Standing for nothing and being afraid to say anything different about the world is a recipe for political failure, not for success.


Victor said...


I'm not saying the argument you've cited is crazy.

But, without immigration, New Zealand's population would not revert to a stable state.

Our economy has been going nowhere for decades, we have no inbuilt economic advantages, our standard of living is below that in most OECD nations, we are next door to the "Lucky Country", we speak English, we are reasonably well educated, we are early adopters of new technologies, many have EU patriality, we're given to travelling.

Join the dots.

James said...

Robert, I'm not sure that there's a simple Keynesian-ism that we can revert to. I have a nasty suspicion that it depended on abundant oil.

jh said...

I think countries are like families,we can't all keep up with the Jones and sometimes we have to learn to lessen our material needs and make the most of what we have got.
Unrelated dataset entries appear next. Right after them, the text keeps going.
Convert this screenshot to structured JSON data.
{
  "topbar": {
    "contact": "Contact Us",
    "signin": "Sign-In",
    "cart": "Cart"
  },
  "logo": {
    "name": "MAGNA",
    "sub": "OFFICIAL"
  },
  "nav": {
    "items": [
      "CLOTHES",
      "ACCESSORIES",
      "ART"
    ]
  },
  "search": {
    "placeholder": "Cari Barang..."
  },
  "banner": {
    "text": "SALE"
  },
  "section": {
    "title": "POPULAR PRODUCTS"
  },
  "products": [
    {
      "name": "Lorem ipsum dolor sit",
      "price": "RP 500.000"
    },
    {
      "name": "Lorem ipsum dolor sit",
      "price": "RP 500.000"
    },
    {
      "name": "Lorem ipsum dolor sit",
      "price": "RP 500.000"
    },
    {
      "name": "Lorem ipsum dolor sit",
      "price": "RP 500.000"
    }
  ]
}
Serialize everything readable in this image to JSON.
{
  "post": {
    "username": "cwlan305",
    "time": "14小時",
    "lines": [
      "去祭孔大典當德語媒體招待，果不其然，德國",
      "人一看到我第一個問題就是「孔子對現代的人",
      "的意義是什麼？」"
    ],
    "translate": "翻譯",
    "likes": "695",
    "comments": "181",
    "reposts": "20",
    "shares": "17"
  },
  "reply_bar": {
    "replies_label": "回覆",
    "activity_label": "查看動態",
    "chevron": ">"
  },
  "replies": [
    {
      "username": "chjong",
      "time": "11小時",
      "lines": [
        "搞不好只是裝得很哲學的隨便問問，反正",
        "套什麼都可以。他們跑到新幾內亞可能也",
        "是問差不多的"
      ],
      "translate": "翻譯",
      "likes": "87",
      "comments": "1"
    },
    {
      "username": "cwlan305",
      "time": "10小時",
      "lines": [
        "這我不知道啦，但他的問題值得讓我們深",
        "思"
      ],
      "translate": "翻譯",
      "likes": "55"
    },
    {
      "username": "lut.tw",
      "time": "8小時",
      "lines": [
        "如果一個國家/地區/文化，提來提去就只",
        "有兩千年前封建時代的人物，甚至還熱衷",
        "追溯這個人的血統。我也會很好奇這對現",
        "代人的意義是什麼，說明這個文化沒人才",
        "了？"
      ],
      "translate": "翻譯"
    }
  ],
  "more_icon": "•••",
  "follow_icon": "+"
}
That is why I'm opposed to population shocks lead by business people with second houses at Hawaii and their encumbent real estate riches mentality.

I am greatly influenced by lifestyle of my ancestors. When my great grandmother was dying she related her life story and finished by saying:

By then you were all grown up and able to take over the land and let your father and myself take a few years rest. I am as happy now, lying down blind in my own home, where I started twice with only four pence, as I was the first night I came here fifty three years ago, as I know my children and kind friends are round me and that my work is completed. I have no illness but must bow down to sheer old age."

Robert Winter said...

@ James: my Keynesianism is never simple (I promise) and must be of the times (which is why, in my own posts, I include sustainmability as a key dimension of any alternative, which also brings me to the LP-Greens link)

Victor said...


Your great grandmother was a wise woman.

Monetary enrichment is certainly not on its own a key to either happiness or a sense of fulfillment.

But the impoverishment of an entire society can certainly cause unhappiness and brings many evils in its wake.

My argument was simply that, without a relatively high rate of immigration, New Zealand would probably now be suffering a huge net loss of population and this would lead over time to impoverishment.

That doesn't mean that I would necessarily endorse current or recent immigration levels. But it does make me wary of arguments that posit immigration as a key cause of our problems.

And, yes, I agree with you that real estate fetishism is a deep rooted New Zealand cultural meme that does us little good.

Not only does it distort our economy, widen wealth gaps, channel investment into non-productive areas and create artificial accommodation shortages.

It also means that a house becomes first and foremost an investment and only secondly a home.

Undoubtedly, this has exacerbated the rootlessness that we share with most modern societies and particularly with those of relatively recent colonial settler origins.